──────── Records for processing ────────
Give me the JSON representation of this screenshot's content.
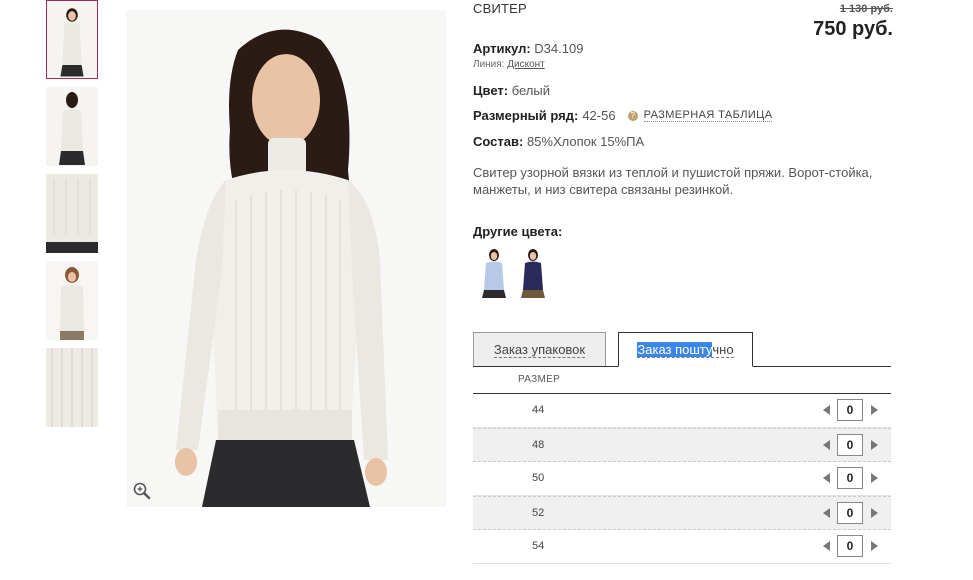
{
  "product": {
    "title": "СВИТЕР",
    "old_price": "1 130 руб.",
    "price": "750 руб.",
    "article_label": "Артикул:",
    "article_value": "D34.109",
    "line_label": "Линия:",
    "line_value": "Дисконт",
    "color_label": "Цвет:",
    "color_value": "белый",
    "size_range_label": "Размерный ряд:",
    "size_range_value": "42-56",
    "size_table_link": "РАЗМЕРНАЯ ТАБЛИЦА",
    "composition_label": "Состав:",
    "composition_value": "85%Хлопок 15%ПА",
    "description": "Свитер узорной вязки из теплой и пушистой пряжи. Ворот-стойка, манжеты, и низ свитера связаны резинкой.",
    "other_colors_label": "Другие цвета:",
    "other_colors": [
      {
        "name": "light-blue",
        "color": "#b7c9e6"
      },
      {
        "name": "navy",
        "color": "#2a2a5a"
      }
    ]
  },
  "thumbnails": [
    {
      "name": "front"
    },
    {
      "name": "back"
    },
    {
      "name": "detail"
    },
    {
      "name": "model-2"
    },
    {
      "name": "texture"
    }
  ],
  "tabs": {
    "pack_order": "Заказ упаковок",
    "piece_order_selected": "Заказ пошту",
    "piece_order_rest": "чно"
  },
  "sizes": {
    "header": "РАЗМЕР",
    "rows": [
      {
        "size": "44",
        "qty": "0"
      },
      {
        "size": "48",
        "qty": "0"
      },
      {
        "size": "50",
        "qty": "0"
      },
      {
        "size": "52",
        "qty": "0"
      },
      {
        "size": "54",
        "qty": "0"
      }
    ]
  },
  "colors": {
    "accent": "#a0285a",
    "selection": "#3a86e8",
    "sweater": "#f1efea",
    "skirt": "#2b2b2e",
    "hair": "#2a1b14",
    "skin": "#e9c3a6"
  }
}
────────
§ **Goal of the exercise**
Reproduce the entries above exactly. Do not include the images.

§ **Output of the exercise**
Give me the JSON representation of this screenshot's content.
{
  "product": {
    "title": "СВИТЕР",
    "old_price": "1 130 руб.",
    "price": "750 руб.",
    "article_label": "Артикул:",
    "article_value": "D34.109",
    "line_label": "Линия:",
    "line_value": "Дисконт",
    "color_label": "Цвет:",
    "color_value": "белый",
    "size_range_label": "Размерный ряд:",
    "size_range_value": "42-56",
    "size_table_link": "РАЗМЕРНАЯ ТАБЛИЦА",
    "composition_label": "Состав:",
    "composition_value": "85%Хлопок 15%ПА",
    "description": "Свитер узорной вязки из теплой и пушистой пряжи. Ворот-стойка, манжеты, и низ свитера связаны резинкой.",
    "other_colors_label": "Другие цвета:",
    "other_colors": [
      {
        "name": "light-blue",
        "color": "#b7c9e6"
      },
      {
        "name": "navy",
        "color": "#2a2a5a"
      }
    ]
  },
  "thumbnails": [
    {
      "name": "front"
    },
    {
      "name": "back"
    },
    {
      "name": "detail"
    },
    {
      "name": "model-2"
    },
    {
      "name": "texture"
    }
  ],
  "tabs": {
    "pack_order": "Заказ упаковок",
    "piece_order_selected": "Заказ пошту",
    "piece_order_rest": "чно"
  },
  "sizes": {
    "header": "РАЗМЕР",
    "rows": [
      {
        "size": "44",
        "qty": "0"
      },
      {
        "size": "48",
        "qty": "0"
      },
      {
        "size": "50",
        "qty": "0"
      },
      {
        "size": "52",
        "qty": "0"
      },
      {
        "size": "54",
        "qty": "0"
      }
    ]
  },
  "colors": {
    "accent": "#a0285a",
    "selection": "#3a86e8",
    "sweater": "#f1efea",
    "skirt": "#2b2b2e",
    "hair": "#2a1b14",
    "skin": "#e9c3a6"
  }
}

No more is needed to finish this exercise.